| Task brief |
An exact copy of all the data below is needed, without its pictures.

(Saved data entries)
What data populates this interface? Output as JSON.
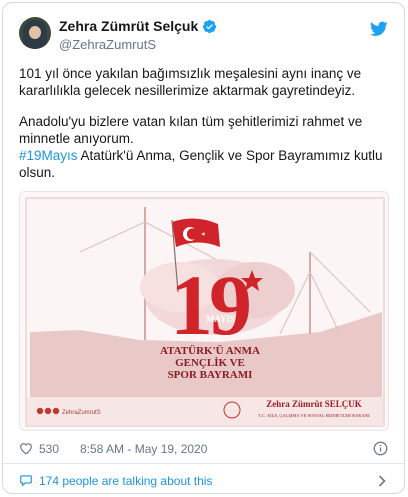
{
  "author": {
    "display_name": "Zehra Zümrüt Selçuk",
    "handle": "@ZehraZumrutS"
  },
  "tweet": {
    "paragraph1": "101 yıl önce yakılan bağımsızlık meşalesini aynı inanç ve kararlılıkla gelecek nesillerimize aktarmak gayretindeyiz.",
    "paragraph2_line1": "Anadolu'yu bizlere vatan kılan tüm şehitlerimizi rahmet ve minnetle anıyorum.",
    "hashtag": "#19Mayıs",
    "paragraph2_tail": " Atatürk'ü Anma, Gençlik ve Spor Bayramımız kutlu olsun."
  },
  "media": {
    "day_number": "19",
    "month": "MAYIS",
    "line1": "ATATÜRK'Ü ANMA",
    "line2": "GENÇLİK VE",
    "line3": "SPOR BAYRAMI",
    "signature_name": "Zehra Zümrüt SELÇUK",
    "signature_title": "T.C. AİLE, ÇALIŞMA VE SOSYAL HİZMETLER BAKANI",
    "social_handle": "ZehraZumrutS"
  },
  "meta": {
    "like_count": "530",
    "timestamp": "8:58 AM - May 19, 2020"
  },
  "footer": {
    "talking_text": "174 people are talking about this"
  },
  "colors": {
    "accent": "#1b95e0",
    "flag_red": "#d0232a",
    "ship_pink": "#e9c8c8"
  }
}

| Task output |
What data populates this interface? Output as JSON.
{
  "author": {
    "display_name": "Zehra Zümrüt Selçuk",
    "handle": "@ZehraZumrutS"
  },
  "tweet": {
    "paragraph1": "101 yıl önce yakılan bağımsızlık meşalesini aynı inanç ve kararlılıkla gelecek nesillerimize aktarmak gayretindeyiz.",
    "paragraph2_line1": "Anadolu'yu bizlere vatan kılan tüm şehitlerimizi rahmet ve minnetle anıyorum.",
    "hashtag": "#19Mayıs",
    "paragraph2_tail": " Atatürk'ü Anma, Gençlik ve Spor Bayramımız kutlu olsun."
  },
  "media": {
    "day_number": "19",
    "month": "MAYIS",
    "line1": "ATATÜRK'Ü ANMA",
    "line2": "GENÇLİK VE",
    "line3": "SPOR BAYRAMI",
    "signature_name": "Zehra Zümrüt SELÇUK",
    "signature_title": "T.C. AİLE, ÇALIŞMA VE SOSYAL HİZMETLER BAKANI",
    "social_handle": "ZehraZumrutS"
  },
  "meta": {
    "like_count": "530",
    "timestamp": "8:58 AM - May 19, 2020"
  },
  "footer": {
    "talking_text": "174 people are talking about this"
  },
  "colors": {
    "accent": "#1b95e0",
    "flag_red": "#d0232a",
    "ship_pink": "#e9c8c8"
  }
}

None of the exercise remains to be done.